        dest: "/tmp/backups/{{ inventory_hostname }}/{{ inventory_hostname }}.bck"
      when: ansible_network_os == 'vyos'

Running the playbook

To run the playbook, run the following from a console prompt:

ansible-playbook -i inventory facts-demo.yml

This should return output similar to the following:

PLAY RECAP
eos01.example.net          : ok=7    changed=2    unreachable=0    failed=0
ios01.example.net          : ok=7    changed=2    unreachable=0    failed=0
vyos01.example.net         : ok=6    changed=2    unreachable=0    failed=0

Next, look at the contents of the file we created containing the switch facts:

cat /tmp/switch-facts

You can also look at the backup files:

find /tmp/backups

If ansible-playbook fails, please follow the debug steps in Network Debug and Troubleshooting Guide.

Implementation Notes

Demo variables

Although these tasks are not needed to write data to disk, they are used in this example to demonstrate some methods of accessing facts about the given devices or a named host.

Ansible hostvars allows you to access variables from a named host. Without this we would return the details for the current host, rather than the named host.

For more information, see Accessing information about other hosts with magic variables.

Get running configuration

The eos_config and vyos_config modules have a backup: option that when set will cause the module to create a full backup of the current running-config from the remote device before any changes are made. The backup file is written to the backup folder in the playbook root directory. If the directory does not exist, it is created.

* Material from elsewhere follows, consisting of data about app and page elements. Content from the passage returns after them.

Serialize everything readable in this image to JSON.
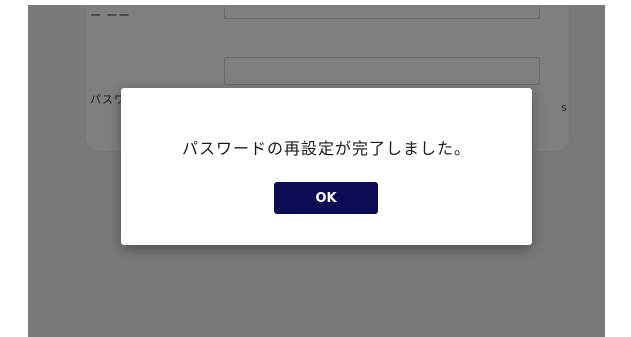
{
  "form": {
    "top_label": "ー ーー",
    "password_label": "パスワード",
    "right_fragment": "s"
  },
  "dialog": {
    "message": "パスワードの再設定が完了しました。",
    "ok_label": "OK"
  },
  "colors": {
    "overlay": "rgba(0,0,0,0.5)",
    "primary_button": "#0d0b54"
  }
}
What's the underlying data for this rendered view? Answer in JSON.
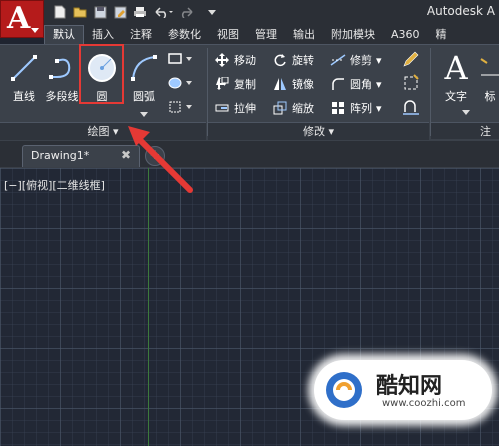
{
  "app": {
    "title": "Autodesk A",
    "menu_letter": "A"
  },
  "qat_icons": [
    "new-icon",
    "open-icon",
    "save-icon",
    "saveas-icon",
    "print-icon",
    "undo-icon",
    "redo-icon",
    "dropdown-icon"
  ],
  "tabs": [
    {
      "label": "默认",
      "active": true
    },
    {
      "label": "插入"
    },
    {
      "label": "注释"
    },
    {
      "label": "参数化"
    },
    {
      "label": "视图"
    },
    {
      "label": "管理"
    },
    {
      "label": "输出"
    },
    {
      "label": "附加模块"
    },
    {
      "label": "A360"
    },
    {
      "label": "精"
    }
  ],
  "draw_panel": {
    "title": "绘图",
    "line": "直线",
    "polyline": "多段线",
    "circle": "圆",
    "arc": "圆弧"
  },
  "modify_panel": {
    "title": "修改",
    "move": "移动",
    "rotate": "旋转",
    "trim": "修剪",
    "copy": "复制",
    "mirror": "镜像",
    "fillet": "圆角",
    "stretch": "拉伸",
    "scale": "缩放",
    "array": "阵列"
  },
  "annotation_panel": {
    "text": "文字",
    "dim": "标",
    "partial_title": "注"
  },
  "document": {
    "tab_label": "Drawing1*",
    "close": "✖",
    "add": "+"
  },
  "viewport_label": "[−][俯视][二维线框]",
  "watermark": {
    "name": "酷知网",
    "url": "www.coozhi.com"
  },
  "colors": {
    "accent_red": "#e53935",
    "app_red": "#b51b1b",
    "canvas": "#222835",
    "ribbon": "#3b414a"
  }
}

To demonstrate how we can move the backup file to a different location, we register the result and move the file to the path stored in backup_path.

Note that when using variables from tasks in this way we use double quotes (") and double curly-brackets ({{...}} to tell Ansible that this is a variable.

Troubleshooting

If you receive an connection error please double check the inventory and Playbook for typos or missing lines. If the issue still occurs follow the debug steps in Network Debug and Troubleshooting Guide.